“I want the same for my students,” Jesus answered. “I left them precise instructions on ascendance, on how to become one with God. I showed them, through the actions of my life and all my teachings, how to behave as a God-connected being. Yet, here we sit, looking at an Earth 2500 years after you taught, and 2000 after me. Did anyone listen? They have turned us both into idols of worship. They are as lost now as they were when we started. We failed, my dear Buddha.”
Buddha sat silently for a moment and then said, “Dude! Way to harsh my mellow. Have you always been so depressing? I’m only asking—and I don’t mean to be rude, but I’ve noticed that most of the human depictions of me are all fat and jolly, and you—well, you’re all morose and heavy-laden. I won’t even get into the whole blonde hair, blue eyes thing. I’ll LOL you later!”
Jesus looked askance and said, “I was—am—a pretty light-hearted fellow, actually. I think our cultures were just different enough that your people could accept your teachings a little more readily. Remember, I taught the same things you did: Love your enemy. Accept that a certain amount of suffering is the way of the world, yet we never suffer alone—God is with us through it all. I thought I showed that pretty well on the cross. But, I taught in an occupied territory and told people they didn’t need a priest to communicate directly with God. So, I became a bit of a political target.”
“Well,” Buddha replied, “My priestly class was none-too-happy when I said the same thing, but I didn’t present a revolutionary threat to our rulers. My father was very upset when I left the palace to pursue the enlightened path and serve the needs of the poor. But, I could not stand to live a life of lavish excess while right outside my palace people had nothing to eat, nothing to wear, no safe place to hide from robbers, bad weather, or wild animals. What is it you said about a rich man and the eye of a needle?”

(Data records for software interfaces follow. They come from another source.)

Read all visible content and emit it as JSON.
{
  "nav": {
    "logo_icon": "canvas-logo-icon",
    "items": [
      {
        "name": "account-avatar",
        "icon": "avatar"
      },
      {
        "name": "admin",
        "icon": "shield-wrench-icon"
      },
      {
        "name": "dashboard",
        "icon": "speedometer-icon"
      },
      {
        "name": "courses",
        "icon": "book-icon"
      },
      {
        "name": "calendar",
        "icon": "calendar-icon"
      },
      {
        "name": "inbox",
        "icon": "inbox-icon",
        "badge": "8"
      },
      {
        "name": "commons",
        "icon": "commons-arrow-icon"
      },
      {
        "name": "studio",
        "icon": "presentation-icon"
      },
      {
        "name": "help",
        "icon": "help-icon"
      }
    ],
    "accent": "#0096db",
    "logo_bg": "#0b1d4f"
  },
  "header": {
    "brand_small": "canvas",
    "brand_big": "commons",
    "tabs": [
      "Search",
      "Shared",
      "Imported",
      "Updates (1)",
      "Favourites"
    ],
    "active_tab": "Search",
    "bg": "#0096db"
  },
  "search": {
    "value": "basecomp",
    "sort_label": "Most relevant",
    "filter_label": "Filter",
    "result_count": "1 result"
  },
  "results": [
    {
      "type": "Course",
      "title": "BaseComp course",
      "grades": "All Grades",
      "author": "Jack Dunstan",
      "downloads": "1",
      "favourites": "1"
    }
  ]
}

“It’s funny,” Jesus said wistfully, “for all we have in common, our backgrounds are so different. You were born a king, yet rejected and left behind everything you had for the good of the many—something I told everyone to do, by the way! I, however, was born a peasant and had kingship forced on me, even though I rejected any kingdom—Earthly or otherwise, every step of the way. I never wanted to be a king. I just wanted to help people see a world beyond human suffering; what I called the Kingdom of Heaven—a place where all people from all nations understand each other as equal, beloved beings of the Eternal Godhead.”
“Me too,” Buddha said. “So what would you do now, to right the ship? If you will not return in the flesh (at least, not in the flesh as Joshua from 2000 years ago), how do you propose we help the Earth students rediscover our original meanings so that they might attain enlightenment and truly become beings of ultimate love?”
“I think that we use the Spirit of Eternal Love to touch the hearts of our followers,” said Jesus. “Perhaps, from this plane, we can encourage Buddhists and Christians to spend more time with each other. I pray that by studying your ways, some of my followers might rediscover that my message is not one of worship, but of personal connection to God.”
“And it is my wish,” Buddha said, “that my followers will also stop worshipping me, and remember that, like you, I am simply a connector to the Godhead, the great creative all in all.”
“That which I call ‘Father,’” Jesus said.
“That which I call ‘Nirvana,’” Buddha said, “but which is, no matter the name, the one true source of all that exists in all universes: Love.”
“And of course, the only way to get to love is to become love.”
“May it be so for all humankind,” said Buddha.
“Amen,” said Jesus.